  1. 1. Pwyll, Prince of Dyfed describes Pwyll’s wooing of a fairy princess, Rhiannon, and Rhiannon’s loss and recovery of their child Pryderi, whom she is falsely accused of murdering after he is supernaturally abducted on the night of his birth.

2. Branwen, Daughter of Llŷr is about the marriage of Branwen to Matholwch, and treacherous acts which result in a devastating war between Ireland and Britain from which only Branwen, the wounded Brân, and seven other men escape alive back to Wales.

3. Manawydan, Son of Llŷr comprises the further adventures of two of the escapees, Manawydan and Pryderi, who with his wife, Cigfa, and mother, Rhiannon, combat an enchantment placed over Pryderi’s realm.

4. Math, Son of Mathonwy focusses on Math, a prince of northern Wales, his nephew Gwydion, and Gwydion’s nephew Lleu. Among many other events, Gwydion’s magic and duplicity lead to the death of Pryderi.

  • Independent Tales

The Dream of Maxen involves an emperor marrying a maiden he saw in his dream, while Lludd & Llevelys is about Britain suffering three strange plagues.
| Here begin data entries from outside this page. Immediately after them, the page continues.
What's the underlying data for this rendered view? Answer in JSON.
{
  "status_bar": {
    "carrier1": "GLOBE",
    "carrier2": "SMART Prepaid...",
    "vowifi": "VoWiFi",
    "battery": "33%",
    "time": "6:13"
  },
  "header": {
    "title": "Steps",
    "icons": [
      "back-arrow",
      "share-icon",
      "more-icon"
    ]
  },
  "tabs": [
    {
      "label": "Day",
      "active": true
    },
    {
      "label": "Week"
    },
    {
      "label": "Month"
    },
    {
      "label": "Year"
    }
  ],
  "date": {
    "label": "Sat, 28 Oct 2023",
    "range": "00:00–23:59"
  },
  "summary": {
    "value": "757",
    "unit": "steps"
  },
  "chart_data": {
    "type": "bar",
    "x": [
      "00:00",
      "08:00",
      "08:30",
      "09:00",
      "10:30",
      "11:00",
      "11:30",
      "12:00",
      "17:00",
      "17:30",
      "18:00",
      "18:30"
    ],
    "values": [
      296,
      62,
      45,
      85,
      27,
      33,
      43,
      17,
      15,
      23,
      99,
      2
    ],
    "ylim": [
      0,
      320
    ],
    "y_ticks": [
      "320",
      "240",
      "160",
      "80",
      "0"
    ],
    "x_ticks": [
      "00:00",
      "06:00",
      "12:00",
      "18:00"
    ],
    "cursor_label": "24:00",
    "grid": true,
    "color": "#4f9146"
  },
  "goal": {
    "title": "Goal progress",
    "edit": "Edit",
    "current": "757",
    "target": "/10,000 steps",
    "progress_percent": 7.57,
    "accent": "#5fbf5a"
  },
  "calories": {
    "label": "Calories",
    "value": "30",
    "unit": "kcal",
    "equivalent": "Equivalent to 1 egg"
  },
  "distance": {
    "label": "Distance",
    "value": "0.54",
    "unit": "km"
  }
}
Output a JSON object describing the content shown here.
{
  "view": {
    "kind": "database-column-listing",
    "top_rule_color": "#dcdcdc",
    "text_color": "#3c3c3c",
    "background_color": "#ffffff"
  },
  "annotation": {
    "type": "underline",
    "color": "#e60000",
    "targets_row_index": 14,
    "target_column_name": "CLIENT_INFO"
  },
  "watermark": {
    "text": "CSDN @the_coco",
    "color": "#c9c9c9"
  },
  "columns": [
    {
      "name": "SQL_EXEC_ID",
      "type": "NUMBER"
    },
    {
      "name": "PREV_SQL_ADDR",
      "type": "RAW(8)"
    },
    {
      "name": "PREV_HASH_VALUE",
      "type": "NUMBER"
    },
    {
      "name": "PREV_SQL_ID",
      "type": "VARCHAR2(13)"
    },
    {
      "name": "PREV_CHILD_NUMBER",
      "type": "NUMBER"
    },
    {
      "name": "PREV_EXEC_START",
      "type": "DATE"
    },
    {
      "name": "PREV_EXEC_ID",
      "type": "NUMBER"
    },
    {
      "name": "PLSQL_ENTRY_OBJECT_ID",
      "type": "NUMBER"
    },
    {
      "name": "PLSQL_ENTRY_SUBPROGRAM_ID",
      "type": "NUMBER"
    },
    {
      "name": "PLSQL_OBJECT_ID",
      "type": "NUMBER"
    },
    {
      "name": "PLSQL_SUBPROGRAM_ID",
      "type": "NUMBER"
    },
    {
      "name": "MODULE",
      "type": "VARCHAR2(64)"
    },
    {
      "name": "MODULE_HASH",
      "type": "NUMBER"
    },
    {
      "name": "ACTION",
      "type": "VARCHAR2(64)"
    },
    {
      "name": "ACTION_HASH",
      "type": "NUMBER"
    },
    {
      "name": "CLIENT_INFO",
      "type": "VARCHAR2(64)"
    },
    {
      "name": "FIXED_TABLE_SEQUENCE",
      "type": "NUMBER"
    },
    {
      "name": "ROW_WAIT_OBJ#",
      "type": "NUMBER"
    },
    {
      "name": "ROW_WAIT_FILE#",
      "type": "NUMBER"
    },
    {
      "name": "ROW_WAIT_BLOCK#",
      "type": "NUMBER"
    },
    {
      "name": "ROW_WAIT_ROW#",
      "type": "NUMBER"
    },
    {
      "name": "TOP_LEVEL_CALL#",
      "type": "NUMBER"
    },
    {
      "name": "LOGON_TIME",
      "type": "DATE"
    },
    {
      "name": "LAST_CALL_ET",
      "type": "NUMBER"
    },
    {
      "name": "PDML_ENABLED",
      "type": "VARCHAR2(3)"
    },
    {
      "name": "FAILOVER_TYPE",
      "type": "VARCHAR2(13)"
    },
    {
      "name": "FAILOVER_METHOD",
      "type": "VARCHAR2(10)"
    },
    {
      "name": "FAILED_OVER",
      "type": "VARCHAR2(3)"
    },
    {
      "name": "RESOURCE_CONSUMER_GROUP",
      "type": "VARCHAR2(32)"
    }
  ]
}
Two other tales involved King Arthur and his companions and were called Culhwch & Olwen and the Dream of Rhonabwy.

  • Welsh Romances

The Welsh romances are similar to the popular French Arthurian romances written by Chrétien de Troyes in the twelfth century. Owain (or The Lady of the Fountain) corresponds to Chrétien’s Yvain, the Knight of the Lion. Geraint & Enid correspond to Chrétien’s Erec & Enide, and Peredur, Son of Efrawg corresponds to Chrétien’s Perceval, from the Story of the Grail.

Why are these stories so important?

Improving levels of literacy during the period The Mabinogion was popular led to the stories being put in print. Not only were these ancient tales were preserved for all time but they also provided a snapshot of life in the Middle Ages. As such, The Mabinogion gives readers a unique glimpse into both our cultural heritage and our medieval past – it’s a literary time-capsule.

The Mabinogion has been widely influential, giving rise to timeless literary figures such as Arthur and Merlin, and providing the basis of much European and world literature – the fantasy fiction genre, so popular today, was practically unknown before its publication.